I basically drew from fountain of prayer for daily wis- dom. I had confidence to achieve knowing that my life is hidden in Christ, Christ in God, so I was at peace and didn’t hold any grudge. I’m a grassroots person. I grew up in Nigeria. I may be born over there but I also schooled in Nigeria. I went to St Mary’s private school at Ajele Street. My secondary was Government College, Ikorodu. All my early years were grounded in grassroots. It’s about understand- ing people and drawing your boundaries, and working with people you need to work with. As long as you don’t look down on anyone because everyone has one help that they will offer you one way no matter what. So, with those kinds of approach, it helped me to achieve my goal. One thing that stands out in most things that I do is being focused. If I see that somebody is opposing or being a stumbling block to something I’m doing, I am not going to beef the person, I’m not going to create an enmity in our relationship but I will make sure that person doesn’t stop me. When I left government, I realized that what we say in civil service is also happening in private sector. I say it to my colleagues in ‘SafetyPlus,’ that what I see in private sector is worse than what was in public service but in public service they hold them responsible, and accountable more. That is why there’s a lot of noise about public service. I brought in standards to run that agency, when the civil servants working with me brought their own sloppy behavior, I drew the line.
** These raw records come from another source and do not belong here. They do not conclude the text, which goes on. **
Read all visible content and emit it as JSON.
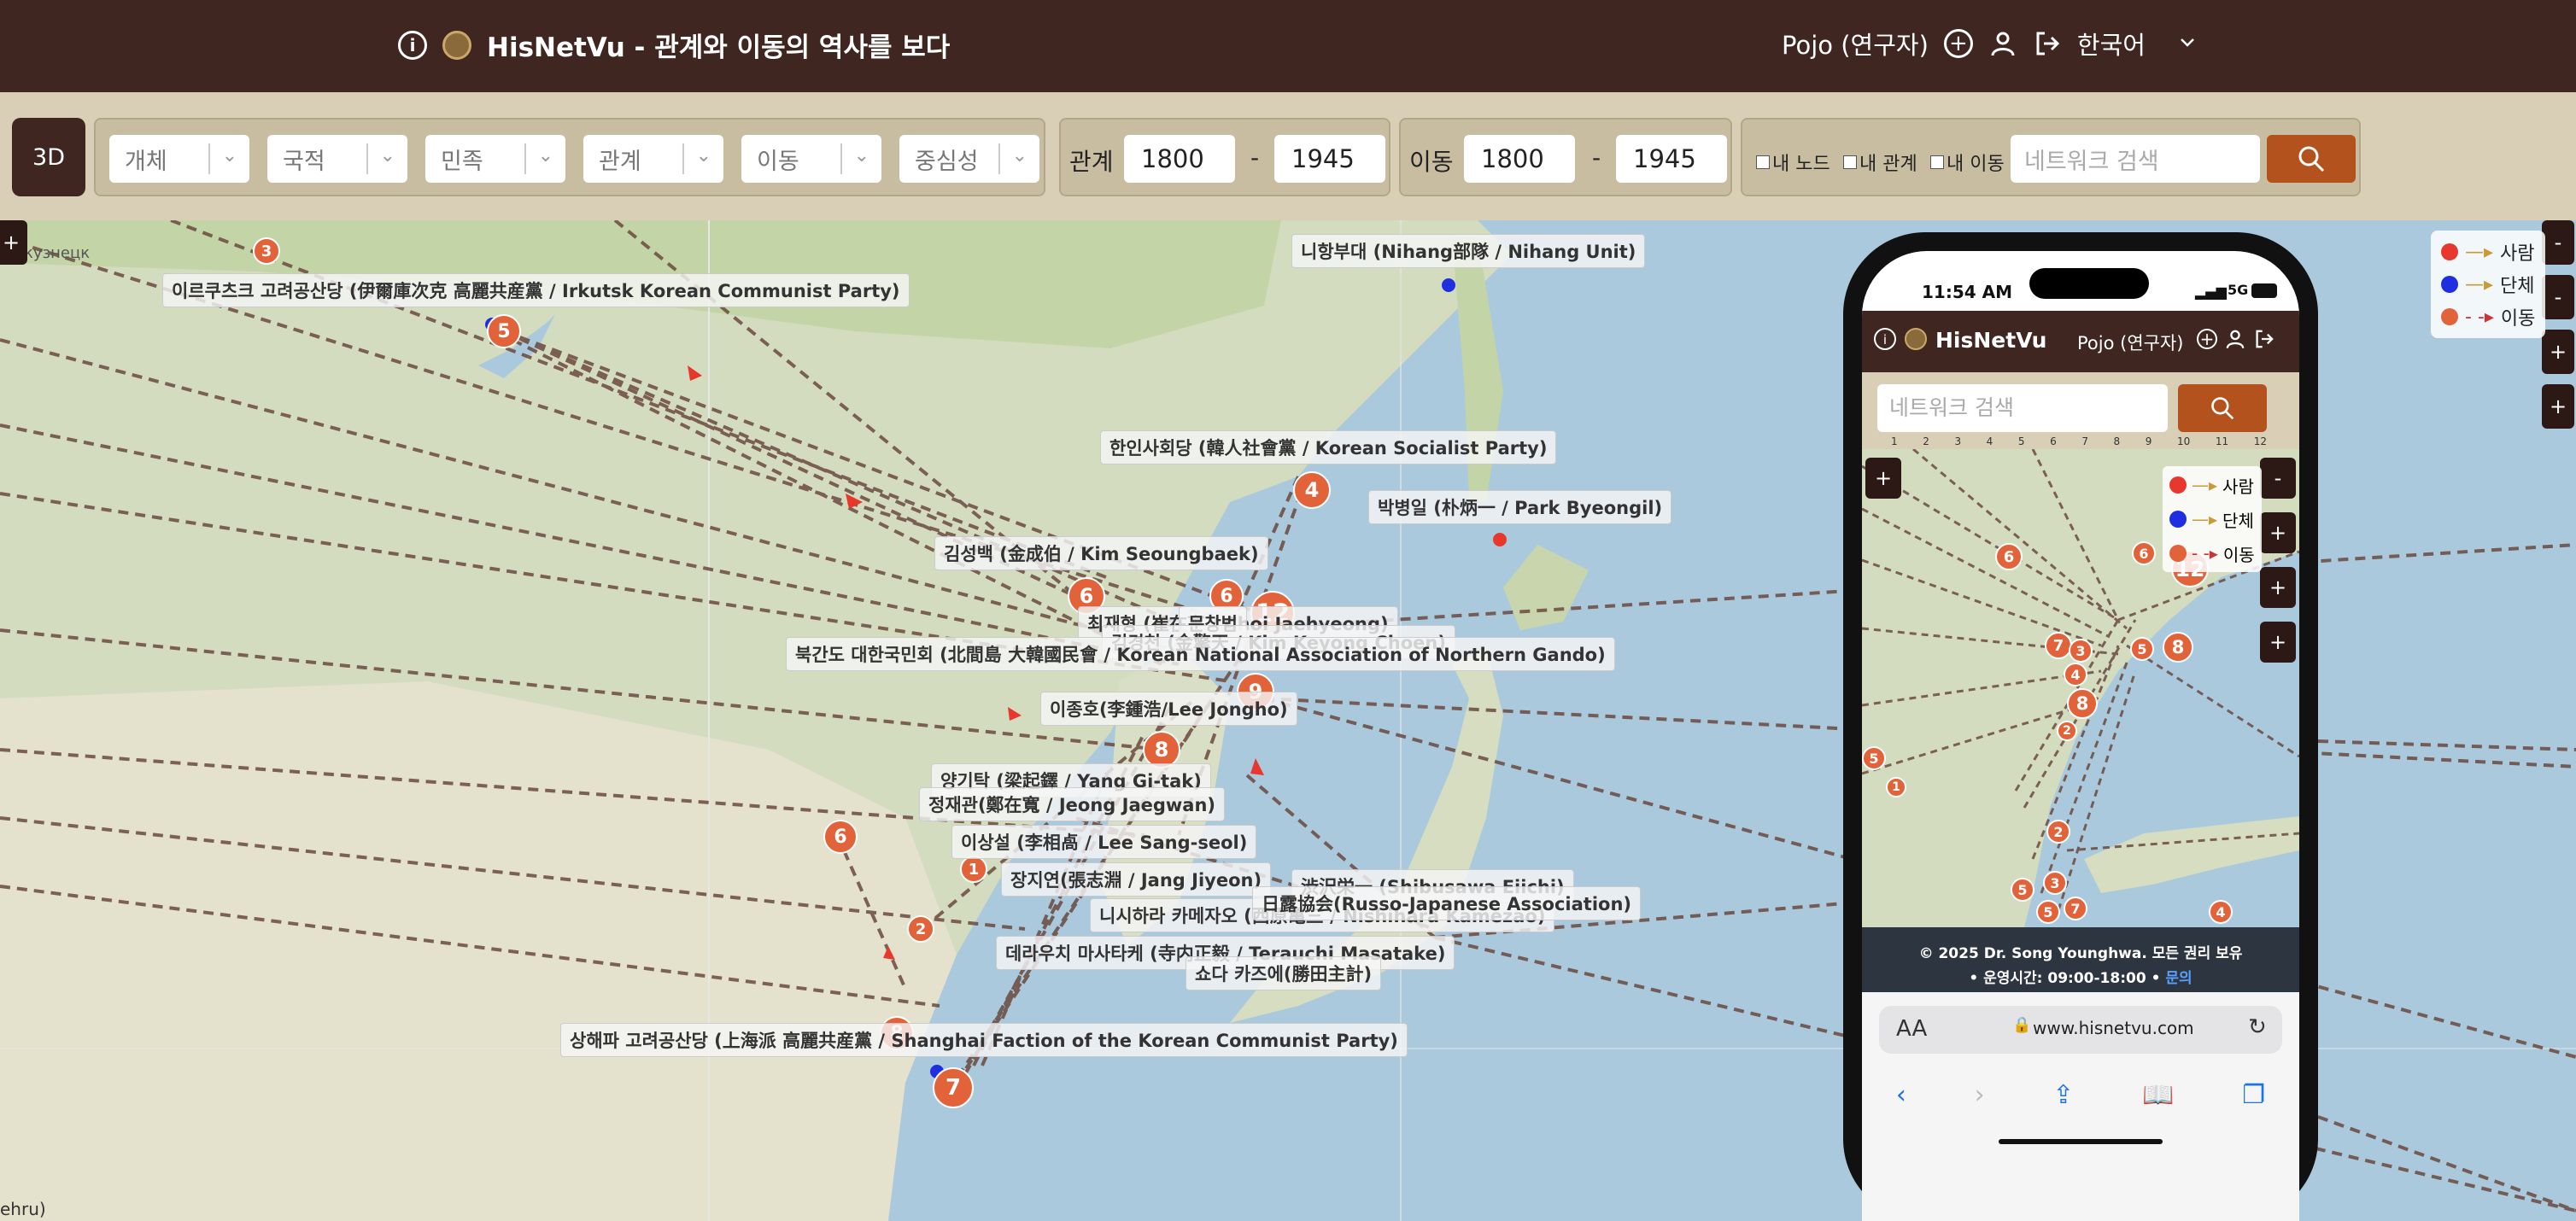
{
  "header": {
    "info_icon": "info-icon",
    "logo_icon": "globe-logo-icon",
    "title": "HisNetVu - 관계와 이동의 역사를 보다",
    "user_label": "Pojo (연구자)",
    "language": "한국어"
  },
  "toolbar": {
    "mode_button": "3D",
    "filters": [
      "개체",
      "국적",
      "민족",
      "관계",
      "이동",
      "중심성"
    ],
    "relation_label": "관계",
    "relation_from": "1800",
    "relation_to": "1945",
    "movement_label": "이동",
    "movement_from": "1800",
    "movement_to": "1945",
    "dash": "-",
    "checkboxes": [
      "내 노드",
      "내 관계",
      "내 이동"
    ],
    "search_placeholder": "네트워크 검색"
  },
  "map": {
    "labels": [
      "이르쿠츠크 고려공산당 (伊爾庫次克 高麗共産黨 / Irkutsk Korean Communist Party)",
      "니항부대 (Nihang部隊 / Nihang Unit)",
      "한인사회당 (韓人社會黨 / Korean Socialist Party)",
      "박병일 (朴炳一 / Park Byeongil)",
      "김성백 (金成伯 / Kim Seoungbaek)",
      "최재형 (崔在亨 / Choi Jaehyeong)",
      "문창범",
      "김경천 (金擎天 / Kim Keyong Choen)",
      "북간도 대한국민회 (北間島 大韓國民會 / Korean National Association of Northern Gando)",
      "이종호(李鍾浩/Lee Jongho)",
      "양기탁 (梁起鐸 / Yang Gi-tak)",
      "정재관(鄭在寬 / Jeong Jaegwan)",
      "이상설 (李相卨 / Lee Sang-seol)",
      "장지연(張志淵 / Jang Jiyeon)",
      "니시하라 카메자오 (西原亀三 / Nishihara Kamezao)",
      "渋沢栄一 (Shibusawa Eiichi)",
      "日露協会(Russo-Japanese Association)",
      "데라우치 마사타케 (寺内正毅 / Terauchi Masatake)",
      "쇼다 카즈에(勝田主計)",
      "상해파 고려공산당 (上海派 高麗共産黨 / Shanghai Faction of the Korean Communist Party)"
    ],
    "clusters": [
      "3",
      "5",
      "6",
      "6",
      "4",
      "12",
      "9",
      "8",
      "6",
      "1",
      "2",
      "7",
      "8"
    ],
    "edge_text": "ehru)",
    "edge_text_top": "кузнецк",
    "zoom_left": "+",
    "zoom_right": [
      "-",
      "-",
      "+",
      "+"
    ],
    "legend": [
      {
        "label": "사람",
        "color": "#e8372c"
      },
      {
        "label": "단체",
        "color": "#1f2ee0"
      },
      {
        "label": "이동",
        "color": "#e2623a"
      }
    ],
    "colors": {
      "edge": "#6b4a3f",
      "cluster": "#e2623a",
      "arrow": "#e8372c"
    }
  },
  "phone": {
    "time": "11:54 AM",
    "signal": "5G",
    "title": "HisNetVu",
    "user_label": "Pojo (연구자)",
    "search_placeholder": "네트워크 검색",
    "ruler": [
      "1",
      "2",
      "3",
      "4",
      "5",
      "6",
      "7",
      "8",
      "9",
      "10",
      "11",
      "12"
    ],
    "zoom": [
      "+",
      "-",
      "+",
      "+",
      "+"
    ],
    "legend": [
      {
        "label": "사람",
        "color": "#e8372c"
      },
      {
        "label": "단체",
        "color": "#1f2ee0"
      },
      {
        "label": "이동",
        "color": "#e2623a"
      }
    ],
    "clusters": [
      "6",
      "6",
      "12",
      "7",
      "3",
      "4",
      "5",
      "8",
      "8",
      "5",
      "2",
      "1",
      "2",
      "5",
      "3",
      "5",
      "7",
      "1",
      "4"
    ],
    "footer_line1": "© 2025 Dr. Song Younghwa. 모든 권리 보유",
    "footer_line2": "• 운영시간: 09:00-18:00 •",
    "footer_link": "문의",
    "text_size": "AA",
    "url": "www.hisnetvu.com"
  }
}
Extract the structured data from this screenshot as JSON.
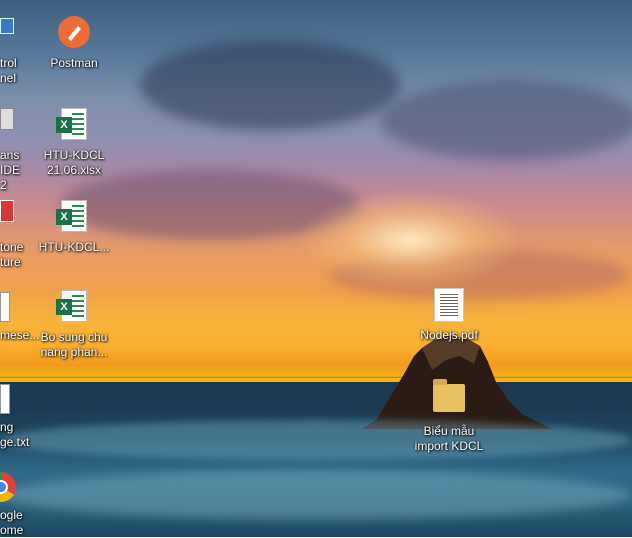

How can a director say, we are holding a meeting on a particular day and you cannot have the courtesy to inform participants that the meeting is not holding again. That is bad. My term was four years but I stayed for five years. I worked with Governor Ambode, as well. Towards the end of Governor Fashola’s tenure, I began to prepare a hand over. note. I structured some new ideas that would have to sustain what we had done. I handed them over to Ambode. One of them was the establishment of what brought about the Neighborhood Safety Corps that you see now. Lagos Neighborhood Safety Corps (LNSC) is an offshoot of Lagos state safety commission. I actually wrote that proposal and handed it over to Ambode. I’m no longer in government but when I see them I’m happy that there is progress, there’s continuity.
What lessons has life taught you as a person?
It is interesting. Never turn your back on anyone. Have a heart of compassion. Life has taught me not to write off anyone. I didn’t get a lot of that in the private sector before coming to the public service. Public service opened it up more and then coming back to private sector, I have seen that, never write off anyone. Even at this critical time in Nigeria, there is hope, if we put our mind in it and if we mean well we will see the benefits of doing the right thing, irrespective of what we say that in Nigeria nothing works. Things work, things can work. The only thing is, we should realize that once there’s chaos somewhere, somebody is benefiting from that chaos. If you really want to overcome that chaotic setting, have an open mind because there must be a reason why that person is benefiting from that chaotic point. It’s either circumstantial or desperation. Even as the most horrible, wicked person, you cannot save everybody naturally but do your bit, at least you will save some and the lives you save today might be the one that would save the person you know at one point or your loved ones.